* _Supplied material_
>>>
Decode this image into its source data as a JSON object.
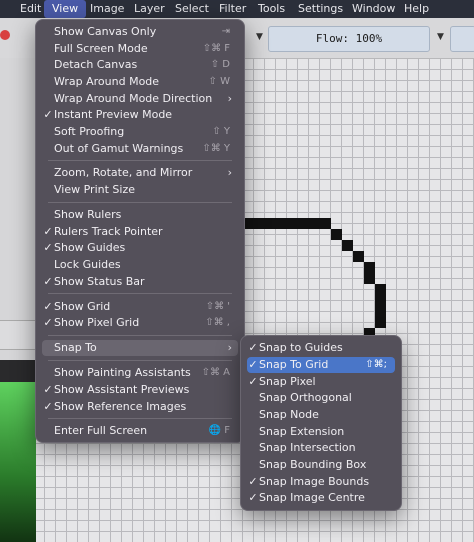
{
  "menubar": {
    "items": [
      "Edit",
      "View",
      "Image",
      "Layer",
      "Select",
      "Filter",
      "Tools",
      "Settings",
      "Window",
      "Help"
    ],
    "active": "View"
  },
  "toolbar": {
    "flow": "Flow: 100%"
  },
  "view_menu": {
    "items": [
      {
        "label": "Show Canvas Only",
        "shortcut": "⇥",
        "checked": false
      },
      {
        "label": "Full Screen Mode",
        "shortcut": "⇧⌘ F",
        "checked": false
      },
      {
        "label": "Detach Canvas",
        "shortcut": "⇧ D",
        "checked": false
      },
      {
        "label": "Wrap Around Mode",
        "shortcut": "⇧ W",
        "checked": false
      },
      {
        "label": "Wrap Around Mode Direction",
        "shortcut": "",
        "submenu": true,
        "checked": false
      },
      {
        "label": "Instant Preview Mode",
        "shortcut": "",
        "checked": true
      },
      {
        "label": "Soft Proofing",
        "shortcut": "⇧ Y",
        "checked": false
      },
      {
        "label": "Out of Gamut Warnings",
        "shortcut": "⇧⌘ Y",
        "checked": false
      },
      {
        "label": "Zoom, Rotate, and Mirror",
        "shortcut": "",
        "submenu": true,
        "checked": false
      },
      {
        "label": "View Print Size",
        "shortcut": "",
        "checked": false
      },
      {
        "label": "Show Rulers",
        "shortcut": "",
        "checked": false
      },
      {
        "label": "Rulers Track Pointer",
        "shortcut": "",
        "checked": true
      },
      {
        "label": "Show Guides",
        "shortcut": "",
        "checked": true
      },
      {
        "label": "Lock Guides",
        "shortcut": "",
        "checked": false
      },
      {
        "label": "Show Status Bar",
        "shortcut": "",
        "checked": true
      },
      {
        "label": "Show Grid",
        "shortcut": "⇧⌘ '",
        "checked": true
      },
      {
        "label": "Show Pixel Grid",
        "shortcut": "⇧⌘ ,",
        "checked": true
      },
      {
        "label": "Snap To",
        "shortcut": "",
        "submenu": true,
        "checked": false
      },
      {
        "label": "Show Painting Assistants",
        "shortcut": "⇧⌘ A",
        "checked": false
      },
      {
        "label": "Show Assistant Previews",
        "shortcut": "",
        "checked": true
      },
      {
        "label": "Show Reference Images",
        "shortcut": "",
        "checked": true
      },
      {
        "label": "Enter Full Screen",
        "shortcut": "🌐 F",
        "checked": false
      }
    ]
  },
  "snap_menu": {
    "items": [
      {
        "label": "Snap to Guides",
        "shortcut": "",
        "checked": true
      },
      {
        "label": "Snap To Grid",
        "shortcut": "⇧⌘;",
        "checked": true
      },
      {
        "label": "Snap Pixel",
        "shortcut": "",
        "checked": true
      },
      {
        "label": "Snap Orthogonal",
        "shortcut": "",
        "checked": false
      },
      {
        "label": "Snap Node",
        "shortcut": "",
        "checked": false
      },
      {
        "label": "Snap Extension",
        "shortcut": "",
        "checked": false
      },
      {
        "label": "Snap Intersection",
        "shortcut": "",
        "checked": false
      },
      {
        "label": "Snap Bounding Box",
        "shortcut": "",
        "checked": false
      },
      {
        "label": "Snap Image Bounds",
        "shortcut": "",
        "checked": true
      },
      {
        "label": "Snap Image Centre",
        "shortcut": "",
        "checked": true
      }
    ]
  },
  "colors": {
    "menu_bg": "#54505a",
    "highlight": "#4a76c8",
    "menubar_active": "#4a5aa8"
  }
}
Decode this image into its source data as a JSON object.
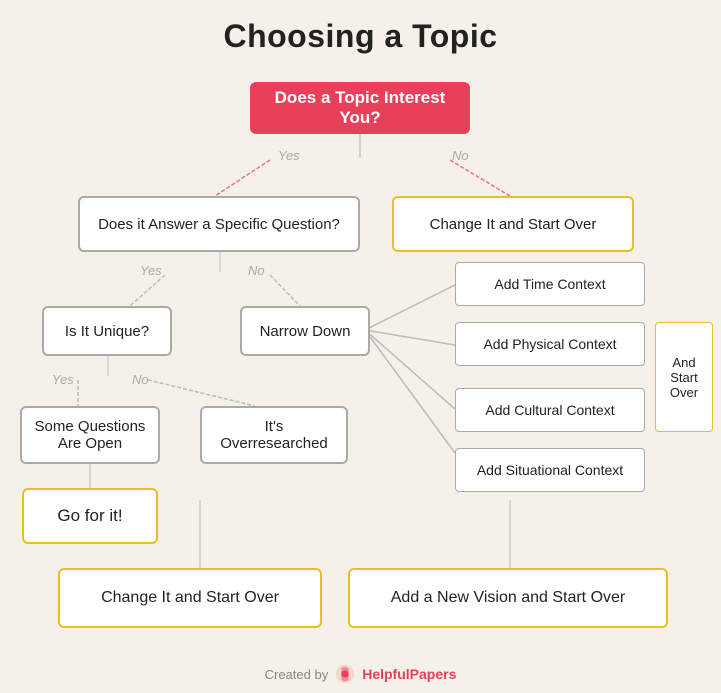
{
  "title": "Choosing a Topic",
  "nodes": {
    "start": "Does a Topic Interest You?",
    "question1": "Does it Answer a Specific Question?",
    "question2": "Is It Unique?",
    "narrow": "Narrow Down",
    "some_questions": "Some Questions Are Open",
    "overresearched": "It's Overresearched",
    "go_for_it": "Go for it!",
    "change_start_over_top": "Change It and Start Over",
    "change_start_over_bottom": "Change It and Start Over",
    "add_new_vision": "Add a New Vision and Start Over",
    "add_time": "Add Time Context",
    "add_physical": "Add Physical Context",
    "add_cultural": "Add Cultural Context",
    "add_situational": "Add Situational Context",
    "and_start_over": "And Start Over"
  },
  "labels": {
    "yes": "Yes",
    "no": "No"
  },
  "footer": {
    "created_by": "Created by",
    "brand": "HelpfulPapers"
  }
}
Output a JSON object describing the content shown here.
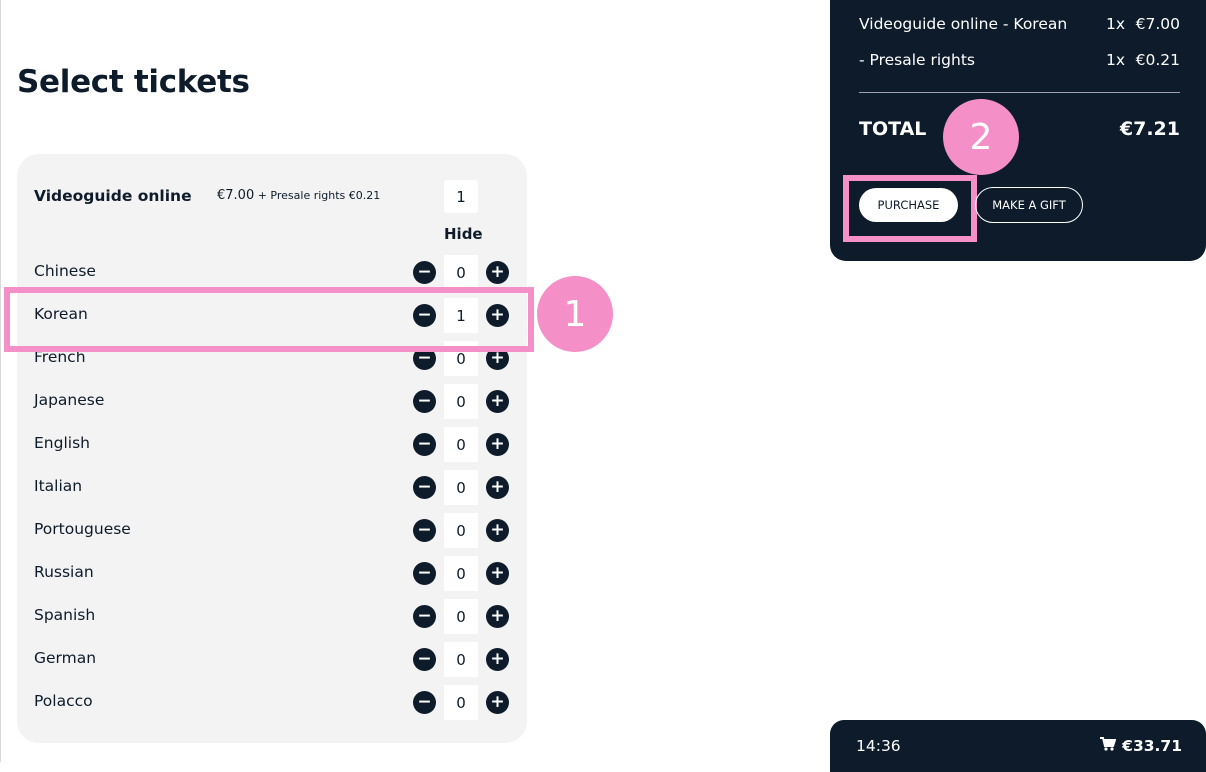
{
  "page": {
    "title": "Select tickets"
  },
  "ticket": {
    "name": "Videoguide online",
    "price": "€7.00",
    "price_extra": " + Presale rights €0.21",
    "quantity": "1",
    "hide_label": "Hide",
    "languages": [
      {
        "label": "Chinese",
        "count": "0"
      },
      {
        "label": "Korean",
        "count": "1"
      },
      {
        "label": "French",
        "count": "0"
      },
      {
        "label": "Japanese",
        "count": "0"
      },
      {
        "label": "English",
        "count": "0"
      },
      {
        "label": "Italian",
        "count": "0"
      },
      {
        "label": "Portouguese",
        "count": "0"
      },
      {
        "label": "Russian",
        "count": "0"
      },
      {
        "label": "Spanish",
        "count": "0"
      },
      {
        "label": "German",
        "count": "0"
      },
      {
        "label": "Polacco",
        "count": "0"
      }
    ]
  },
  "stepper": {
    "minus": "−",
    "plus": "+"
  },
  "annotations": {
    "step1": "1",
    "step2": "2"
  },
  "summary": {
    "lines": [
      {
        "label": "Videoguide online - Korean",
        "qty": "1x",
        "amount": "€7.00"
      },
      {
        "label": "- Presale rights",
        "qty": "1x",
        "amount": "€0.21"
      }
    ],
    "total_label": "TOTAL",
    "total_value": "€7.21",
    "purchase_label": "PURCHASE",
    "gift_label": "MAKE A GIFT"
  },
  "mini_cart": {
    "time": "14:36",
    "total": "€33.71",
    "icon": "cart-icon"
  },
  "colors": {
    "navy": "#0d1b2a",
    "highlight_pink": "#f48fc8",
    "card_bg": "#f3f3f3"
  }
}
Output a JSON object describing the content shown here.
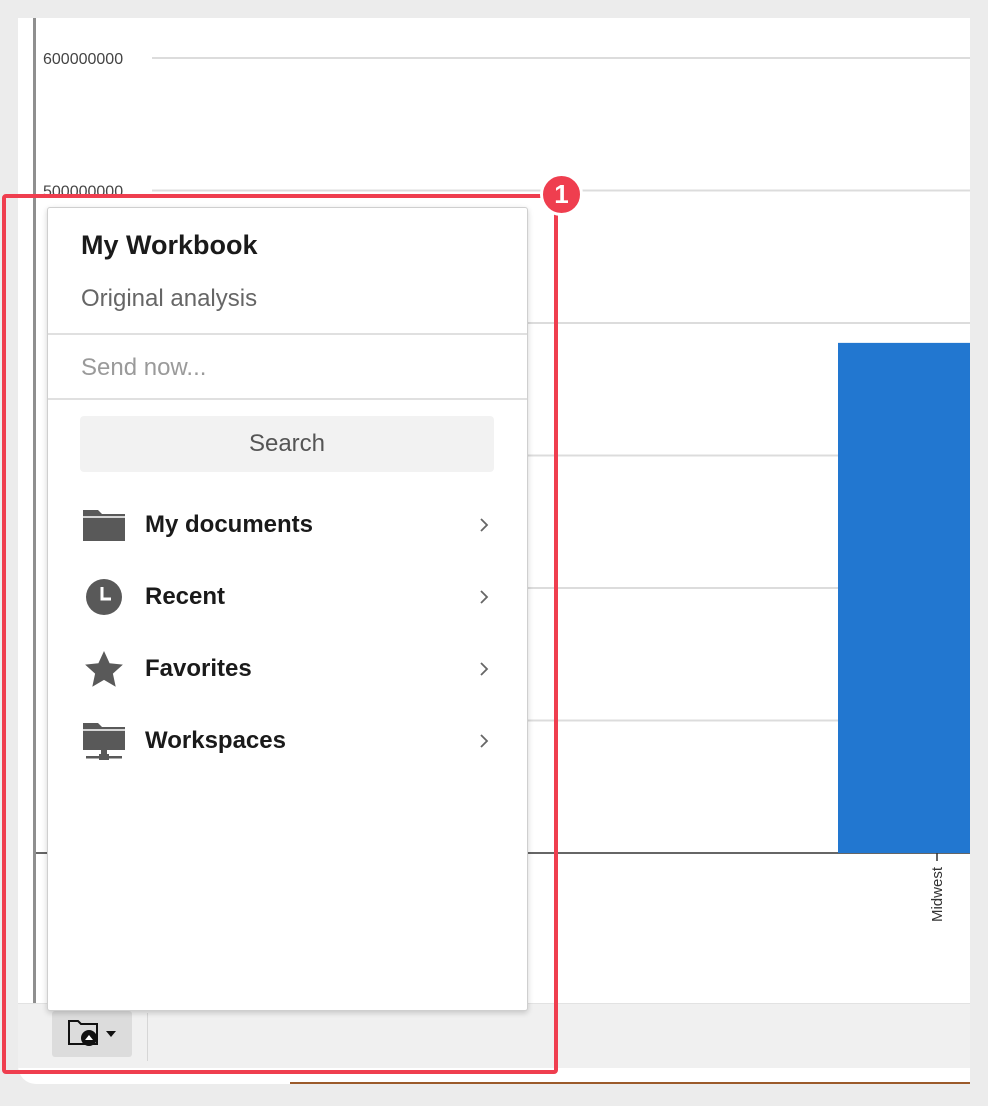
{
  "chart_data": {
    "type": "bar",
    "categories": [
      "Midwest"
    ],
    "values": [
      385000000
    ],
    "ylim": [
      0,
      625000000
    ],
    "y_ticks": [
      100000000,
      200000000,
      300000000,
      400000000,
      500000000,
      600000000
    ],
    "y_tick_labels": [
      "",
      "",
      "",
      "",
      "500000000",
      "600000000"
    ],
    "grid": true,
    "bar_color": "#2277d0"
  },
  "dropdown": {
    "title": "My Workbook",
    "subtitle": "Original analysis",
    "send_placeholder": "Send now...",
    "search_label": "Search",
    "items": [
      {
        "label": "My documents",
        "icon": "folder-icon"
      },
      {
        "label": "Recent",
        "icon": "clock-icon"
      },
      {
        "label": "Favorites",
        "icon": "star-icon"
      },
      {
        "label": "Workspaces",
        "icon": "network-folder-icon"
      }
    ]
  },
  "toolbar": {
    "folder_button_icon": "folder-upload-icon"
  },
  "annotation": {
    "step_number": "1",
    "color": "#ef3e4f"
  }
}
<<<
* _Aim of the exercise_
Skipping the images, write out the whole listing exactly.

* _Answer to this task_
Decode this image into its source data as a JSON object.
{
  "menubar": {
    "items": [
      "Edit",
      "View",
      "Image",
      "Layer",
      "Select",
      "Filter",
      "Tools",
      "Settings",
      "Window",
      "Help"
    ],
    "active": "View"
  },
  "toolbar": {
    "flow": "Flow: 100%"
  },
  "view_menu": {
    "items": [
      {
        "label": "Show Canvas Only",
        "shortcut": "⇥",
        "checked": false
      },
      {
        "label": "Full Screen Mode",
        "shortcut": "⇧⌘ F",
        "checked": false
      },
      {
        "label": "Detach Canvas",
        "shortcut": "⇧ D",
        "checked": false
      },
      {
        "label": "Wrap Around Mode",
        "shortcut": "⇧ W",
        "checked": false
      },
      {
        "label": "Wrap Around Mode Direction",
        "shortcut": "",
        "submenu": true,
        "checked": false
      },
      {
        "label": "Instant Preview Mode",
        "shortcut": "",
        "checked": true
      },
      {
        "label": "Soft Proofing",
        "shortcut": "⇧ Y",
        "checked": false
      },
      {
        "label": "Out of Gamut Warnings",
        "shortcut": "⇧⌘ Y",
        "checked": false
      },
      {
        "label": "Zoom, Rotate, and Mirror",
        "shortcut": "",
        "submenu": true,
        "checked": false
      },
      {
        "label": "View Print Size",
        "shortcut": "",
        "checked": false
      },
      {
        "label": "Show Rulers",
        "shortcut": "",
        "checked": false
      },
      {
        "label": "Rulers Track Pointer",
        "shortcut": "",
        "checked": true
      },
      {
        "label": "Show Guides",
        "shortcut": "",
        "checked": true
      },
      {
        "label": "Lock Guides",
        "shortcut": "",
        "checked": false
      },
      {
        "label": "Show Status Bar",
        "shortcut": "",
        "checked": true
      },
      {
        "label": "Show Grid",
        "shortcut": "⇧⌘ '",
        "checked": true
      },
      {
        "label": "Show Pixel Grid",
        "shortcut": "⇧⌘ ,",
        "checked": true
      },
      {
        "label": "Snap To",
        "shortcut": "",
        "submenu": true,
        "checked": false
      },
      {
        "label": "Show Painting Assistants",
        "shortcut": "⇧⌘ A",
        "checked": false
      },
      {
        "label": "Show Assistant Previews",
        "shortcut": "",
        "checked": true
      },
      {
        "label": "Show Reference Images",
        "shortcut": "",
        "checked": true
      },
      {
        "label": "Enter Full Screen",
        "shortcut": "🌐 F",
        "checked": false
      }
    ]
  },
  "snap_menu": {
    "items": [
      {
        "label": "Snap to Guides",
        "shortcut": "",
        "checked": true
      },
      {
        "label": "Snap To Grid",
        "shortcut": "⇧⌘;",
        "checked": true
      },
      {
        "label": "Snap Pixel",
        "shortcut": "",
        "checked": true
      },
      {
        "label": "Snap Orthogonal",
        "shortcut": "",
        "checked": false
      },
      {
        "label": "Snap Node",
        "shortcut": "",
        "checked": false
      },
      {
        "label": "Snap Extension",
        "shortcut": "",
        "checked": false
      },
      {
        "label": "Snap Intersection",
        "shortcut": "",
        "checked": false
      },
      {
        "label": "Snap Bounding Box",
        "shortcut": "",
        "checked": false
      },
      {
        "label": "Snap Image Bounds",
        "shortcut": "",
        "checked": true
      },
      {
        "label": "Snap Image Centre",
        "shortcut": "",
        "checked": true
      }
    ]
  },
  "colors": {
    "menu_bg": "#54505a",
    "highlight": "#4a76c8",
    "menubar_active": "#4a5aa8"
  }
}
Decode this image into its source data as a JSON object.
{
  "title": "Choosing a Topic",
  "nodes": {
    "start": "Does a Topic Interest You?",
    "question1": "Does it Answer a Specific Question?",
    "question2": "Is It Unique?",
    "narrow": "Narrow Down",
    "some_questions": "Some Questions Are Open",
    "overresearched": "It's Overresearched",
    "go_for_it": "Go for it!",
    "change_start_over_top": "Change It and Start Over",
    "change_start_over_bottom": "Change It and Start Over",
    "add_new_vision": "Add a New Vision and Start Over",
    "add_time": "Add Time Context",
    "add_physical": "Add Physical Context",
    "add_cultural": "Add Cultural Context",
    "add_situational": "Add Situational Context",
    "and_start_over": "And Start Over"
  },
  "labels": {
    "yes": "Yes",
    "no": "No"
  },
  "footer": {
    "created_by": "Created by",
    "brand": "HelpfulPapers"
  }
}
Output a JSON object describing the content shown here.
{
  "page": {
    "title": "Select tickets"
  },
  "ticket": {
    "name": "Videoguide online",
    "price": "€7.00",
    "price_extra": " + Presale rights €0.21",
    "quantity": "1",
    "hide_label": "Hide",
    "languages": [
      {
        "label": "Chinese",
        "count": "0"
      },
      {
        "label": "Korean",
        "count": "1"
      },
      {
        "label": "French",
        "count": "0"
      },
      {
        "label": "Japanese",
        "count": "0"
      },
      {
        "label": "English",
        "count": "0"
      },
      {
        "label": "Italian",
        "count": "0"
      },
      {
        "label": "Portouguese",
        "count": "0"
      },
      {
        "label": "Russian",
        "count": "0"
      },
      {
        "label": "Spanish",
        "count": "0"
      },
      {
        "label": "German",
        "count": "0"
      },
      {
        "label": "Polacco",
        "count": "0"
      }
    ]
  },
  "stepper": {
    "minus": "−",
    "plus": "+"
  },
  "annotations": {
    "step1": "1",
    "step2": "2"
  },
  "summary": {
    "lines": [
      {
        "label": "Videoguide online - Korean",
        "qty": "1x",
        "amount": "€7.00"
      },
      {
        "label": "- Presale rights",
        "qty": "1x",
        "amount": "€0.21"
      }
    ],
    "total_label": "TOTAL",
    "total_value": "€7.21",
    "purchase_label": "PURCHASE",
    "gift_label": "MAKE A GIFT"
  },
  "mini_cart": {
    "time": "14:36",
    "total": "€33.71",
    "icon": "cart-icon"
  },
  "colors": {
    "navy": "#0d1b2a",
    "highlight_pink": "#f48fc8",
    "card_bg": "#f3f3f3"
  }
}
Output a JSON object describing the content shown here.
{
  "chart_data": {
    "type": "bar",
    "categories": [
      "Midwest"
    ],
    "values": [
      385000000
    ],
    "ylim": [
      0,
      625000000
    ],
    "y_ticks": [
      100000000,
      200000000,
      300000000,
      400000000,
      500000000,
      600000000
    ],
    "y_tick_labels": [
      "",
      "",
      "",
      "",
      "500000000",
      "600000000"
    ],
    "grid": true,
    "bar_color": "#2277d0"
  },
  "dropdown": {
    "title": "My Workbook",
    "subtitle": "Original analysis",
    "send_placeholder": "Send now...",
    "search_label": "Search",
    "items": [
      {
        "label": "My documents",
        "icon": "folder-icon"
      },
      {
        "label": "Recent",
        "icon": "clock-icon"
      },
      {
        "label": "Favorites",
        "icon": "star-icon"
      },
      {
        "label": "Workspaces",
        "icon": "network-folder-icon"
      }
    ]
  },
  "toolbar": {
    "folder_button_icon": "folder-upload-icon"
  },
  "annotation": {
    "step_number": "1",
    "color": "#ef3e4f"
  }
}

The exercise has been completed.